» **TASK BRIEF**: From the listing below, copy each line that contains the word "avatar".

» **DATA EXTRACTS**:
■ ■ ■ ■ ■ ■ ■

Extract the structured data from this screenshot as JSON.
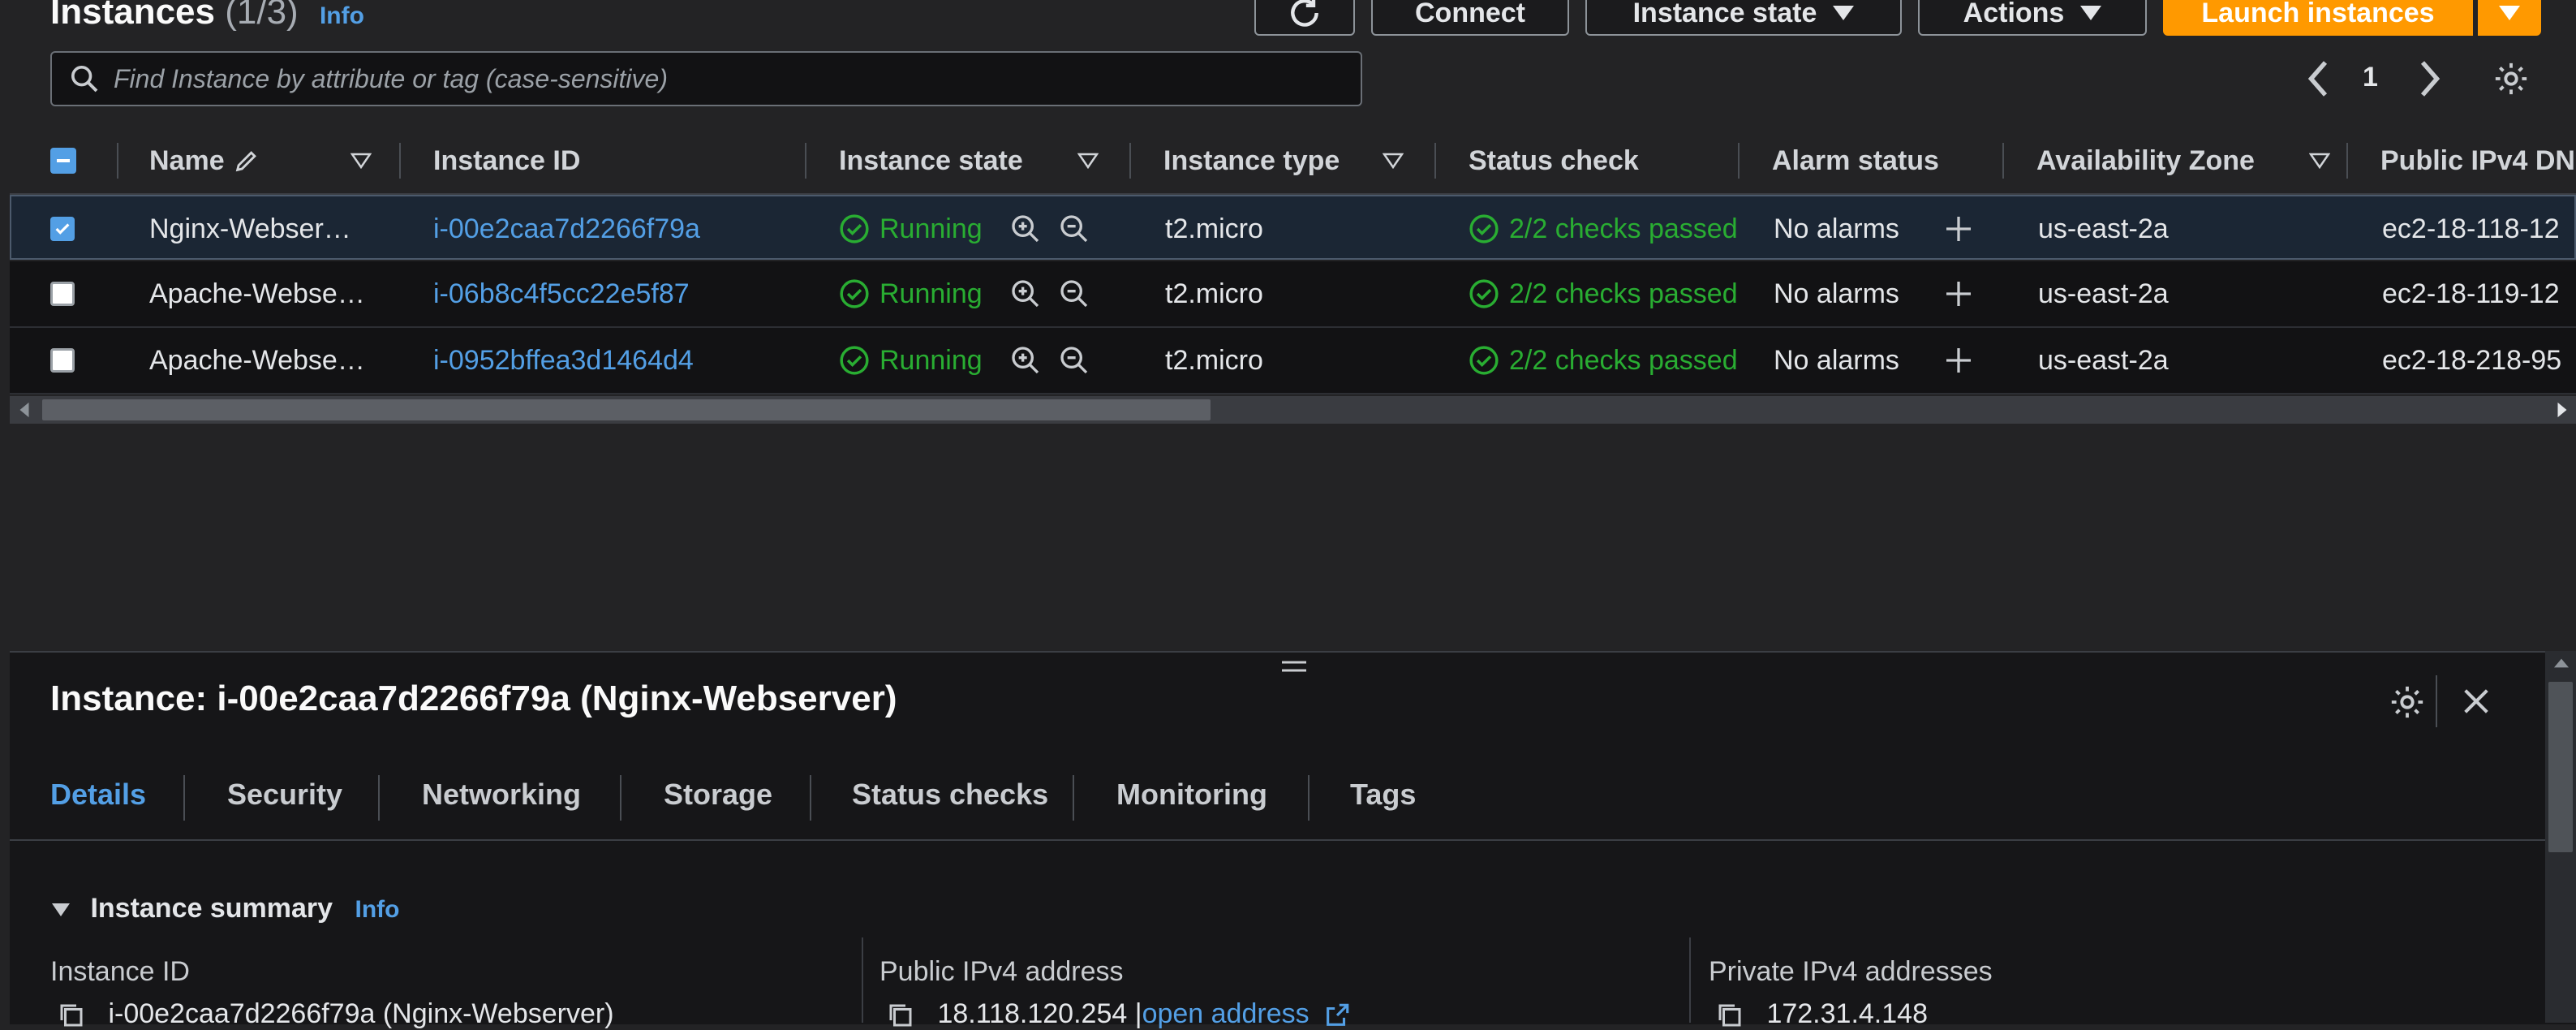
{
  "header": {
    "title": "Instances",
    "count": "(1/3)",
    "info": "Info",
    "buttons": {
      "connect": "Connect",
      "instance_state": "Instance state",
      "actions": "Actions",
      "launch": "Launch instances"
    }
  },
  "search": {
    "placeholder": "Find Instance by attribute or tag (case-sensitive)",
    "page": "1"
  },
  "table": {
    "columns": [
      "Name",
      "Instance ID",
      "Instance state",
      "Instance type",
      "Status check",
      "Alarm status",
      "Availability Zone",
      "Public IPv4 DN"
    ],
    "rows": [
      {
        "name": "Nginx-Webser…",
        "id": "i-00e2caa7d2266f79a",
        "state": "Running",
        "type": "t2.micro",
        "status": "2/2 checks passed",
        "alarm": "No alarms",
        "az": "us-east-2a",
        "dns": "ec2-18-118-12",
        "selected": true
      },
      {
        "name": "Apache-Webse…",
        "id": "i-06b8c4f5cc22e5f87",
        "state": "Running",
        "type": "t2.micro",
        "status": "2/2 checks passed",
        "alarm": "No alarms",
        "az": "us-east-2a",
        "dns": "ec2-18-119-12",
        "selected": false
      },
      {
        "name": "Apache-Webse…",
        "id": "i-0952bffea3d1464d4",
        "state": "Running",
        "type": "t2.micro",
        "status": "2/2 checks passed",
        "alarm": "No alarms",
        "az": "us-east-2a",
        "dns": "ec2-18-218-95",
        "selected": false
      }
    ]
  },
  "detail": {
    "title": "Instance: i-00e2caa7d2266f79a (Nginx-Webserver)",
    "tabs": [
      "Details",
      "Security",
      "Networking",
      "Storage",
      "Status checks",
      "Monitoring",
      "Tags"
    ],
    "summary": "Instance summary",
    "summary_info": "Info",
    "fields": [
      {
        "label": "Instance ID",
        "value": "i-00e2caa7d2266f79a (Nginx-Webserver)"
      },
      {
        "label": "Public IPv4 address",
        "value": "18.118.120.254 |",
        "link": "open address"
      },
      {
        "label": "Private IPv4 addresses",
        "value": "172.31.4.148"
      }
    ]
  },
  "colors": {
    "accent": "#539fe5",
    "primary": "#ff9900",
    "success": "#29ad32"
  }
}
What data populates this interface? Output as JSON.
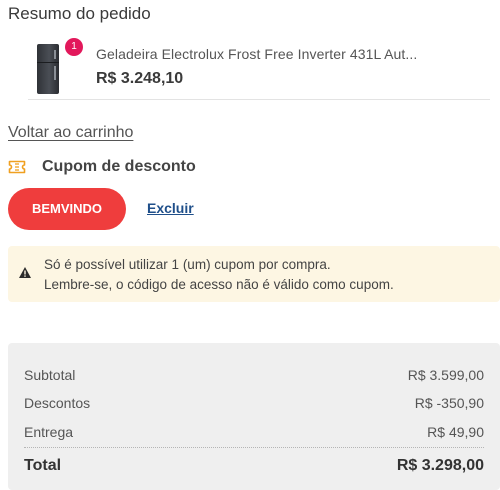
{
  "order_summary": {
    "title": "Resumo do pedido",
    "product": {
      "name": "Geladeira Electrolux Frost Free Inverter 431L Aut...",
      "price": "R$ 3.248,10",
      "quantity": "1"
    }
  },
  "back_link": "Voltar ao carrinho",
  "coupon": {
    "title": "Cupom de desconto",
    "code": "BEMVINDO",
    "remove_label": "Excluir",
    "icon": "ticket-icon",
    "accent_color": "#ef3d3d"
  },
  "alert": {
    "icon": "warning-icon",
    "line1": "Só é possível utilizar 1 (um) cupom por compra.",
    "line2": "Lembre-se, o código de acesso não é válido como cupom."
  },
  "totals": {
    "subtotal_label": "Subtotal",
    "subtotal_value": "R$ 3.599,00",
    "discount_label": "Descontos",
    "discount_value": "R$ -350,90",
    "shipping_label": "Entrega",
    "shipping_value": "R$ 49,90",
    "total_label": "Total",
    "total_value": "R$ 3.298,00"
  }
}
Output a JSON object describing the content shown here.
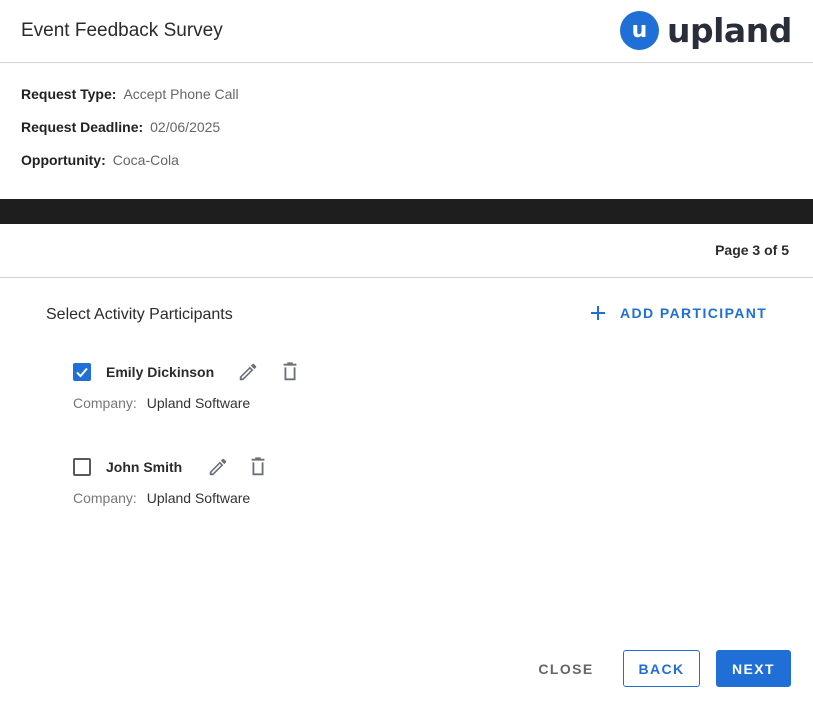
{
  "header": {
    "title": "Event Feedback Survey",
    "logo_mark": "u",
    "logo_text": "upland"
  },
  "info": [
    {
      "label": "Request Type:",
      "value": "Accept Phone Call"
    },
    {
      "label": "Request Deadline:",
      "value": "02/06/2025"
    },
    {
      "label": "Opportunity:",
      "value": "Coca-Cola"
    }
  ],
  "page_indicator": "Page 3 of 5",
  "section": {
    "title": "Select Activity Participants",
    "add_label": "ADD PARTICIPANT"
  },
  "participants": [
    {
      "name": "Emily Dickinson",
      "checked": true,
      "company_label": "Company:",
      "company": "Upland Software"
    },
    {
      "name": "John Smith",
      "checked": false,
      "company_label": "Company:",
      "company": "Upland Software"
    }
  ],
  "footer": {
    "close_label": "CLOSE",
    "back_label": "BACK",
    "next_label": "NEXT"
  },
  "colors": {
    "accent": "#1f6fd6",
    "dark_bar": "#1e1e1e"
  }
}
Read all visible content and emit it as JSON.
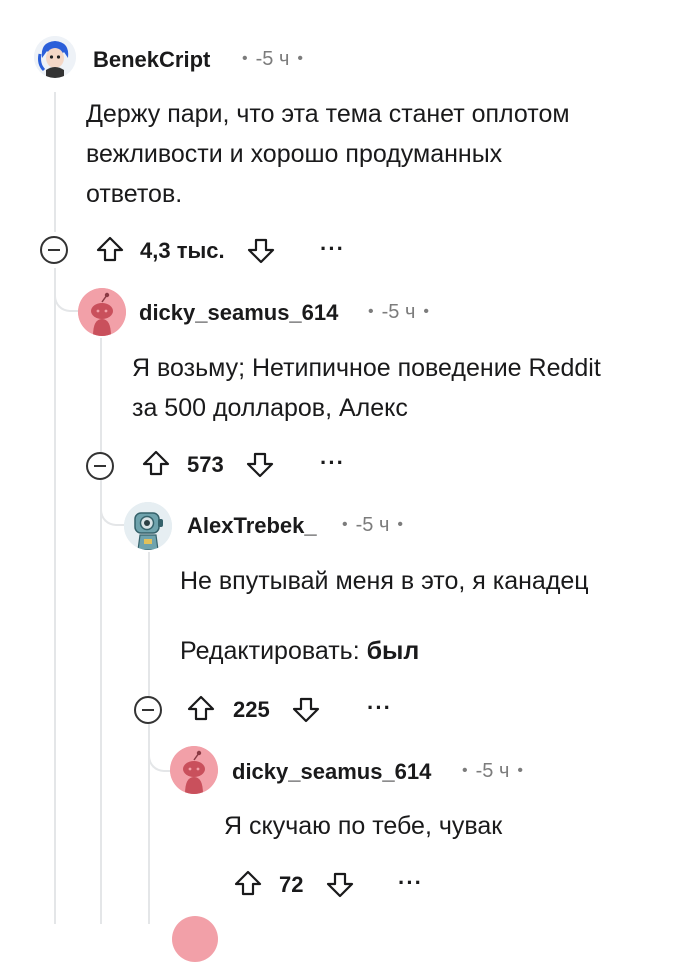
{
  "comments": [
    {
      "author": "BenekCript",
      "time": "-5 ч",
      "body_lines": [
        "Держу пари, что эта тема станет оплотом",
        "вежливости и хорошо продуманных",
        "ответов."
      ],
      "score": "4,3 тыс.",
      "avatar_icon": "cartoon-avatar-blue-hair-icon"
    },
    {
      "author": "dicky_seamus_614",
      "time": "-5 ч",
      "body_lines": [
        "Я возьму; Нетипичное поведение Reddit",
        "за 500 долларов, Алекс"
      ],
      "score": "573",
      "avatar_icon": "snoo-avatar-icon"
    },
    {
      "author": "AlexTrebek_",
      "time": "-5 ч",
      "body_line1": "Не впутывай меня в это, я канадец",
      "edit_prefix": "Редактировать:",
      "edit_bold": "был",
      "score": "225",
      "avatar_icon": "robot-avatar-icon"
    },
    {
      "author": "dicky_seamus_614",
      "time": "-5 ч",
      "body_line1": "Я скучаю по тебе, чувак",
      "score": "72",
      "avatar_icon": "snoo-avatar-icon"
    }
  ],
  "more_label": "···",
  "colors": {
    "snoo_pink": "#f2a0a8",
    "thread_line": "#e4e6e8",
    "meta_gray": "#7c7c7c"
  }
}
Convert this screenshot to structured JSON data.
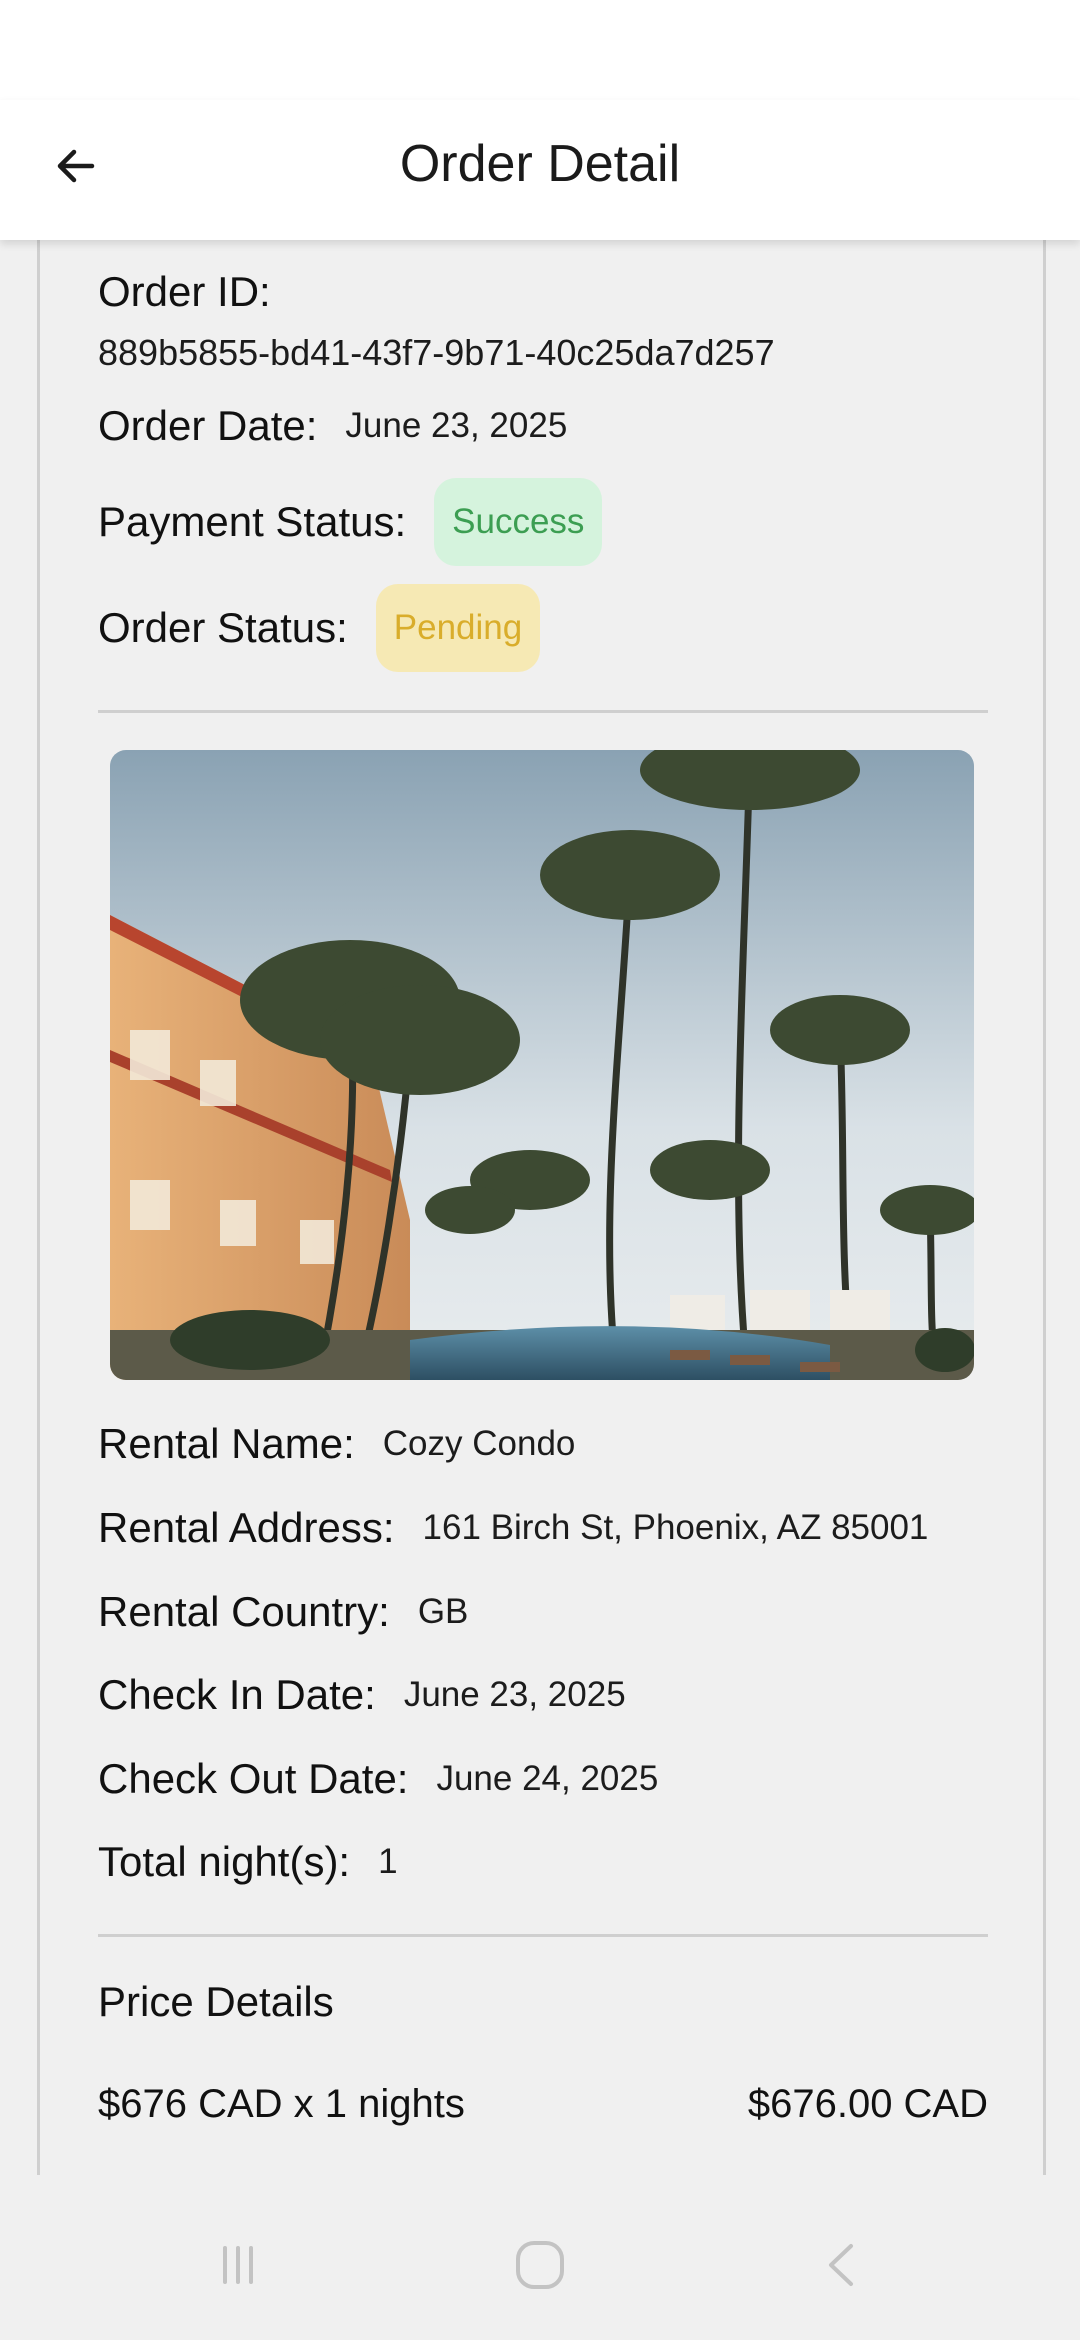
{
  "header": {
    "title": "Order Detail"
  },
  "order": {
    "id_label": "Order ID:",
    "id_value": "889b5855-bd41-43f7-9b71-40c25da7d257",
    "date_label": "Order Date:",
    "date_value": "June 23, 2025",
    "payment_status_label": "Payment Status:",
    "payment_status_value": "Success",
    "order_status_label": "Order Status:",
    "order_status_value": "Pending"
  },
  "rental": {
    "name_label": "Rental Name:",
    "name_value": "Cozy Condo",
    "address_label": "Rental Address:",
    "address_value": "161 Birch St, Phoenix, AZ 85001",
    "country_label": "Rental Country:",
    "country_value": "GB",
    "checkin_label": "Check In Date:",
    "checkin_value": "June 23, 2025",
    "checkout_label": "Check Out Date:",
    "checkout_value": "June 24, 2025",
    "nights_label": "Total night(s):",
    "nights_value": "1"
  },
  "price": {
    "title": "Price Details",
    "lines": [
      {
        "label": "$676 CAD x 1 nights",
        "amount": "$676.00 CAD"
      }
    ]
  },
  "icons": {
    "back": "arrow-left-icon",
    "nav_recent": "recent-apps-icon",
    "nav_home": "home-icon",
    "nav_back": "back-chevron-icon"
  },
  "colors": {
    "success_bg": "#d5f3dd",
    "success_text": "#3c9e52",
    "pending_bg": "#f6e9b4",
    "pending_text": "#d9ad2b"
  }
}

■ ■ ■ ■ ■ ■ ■

» **RESPONSE BELOW**:
      "avatar_icon": "cartoon-avatar-blue-hair-icon"
      "avatar_icon": "snoo-avatar-icon"
      "avatar_icon": "robot-avatar-icon"
      "avatar_icon": "snoo-avatar-icon"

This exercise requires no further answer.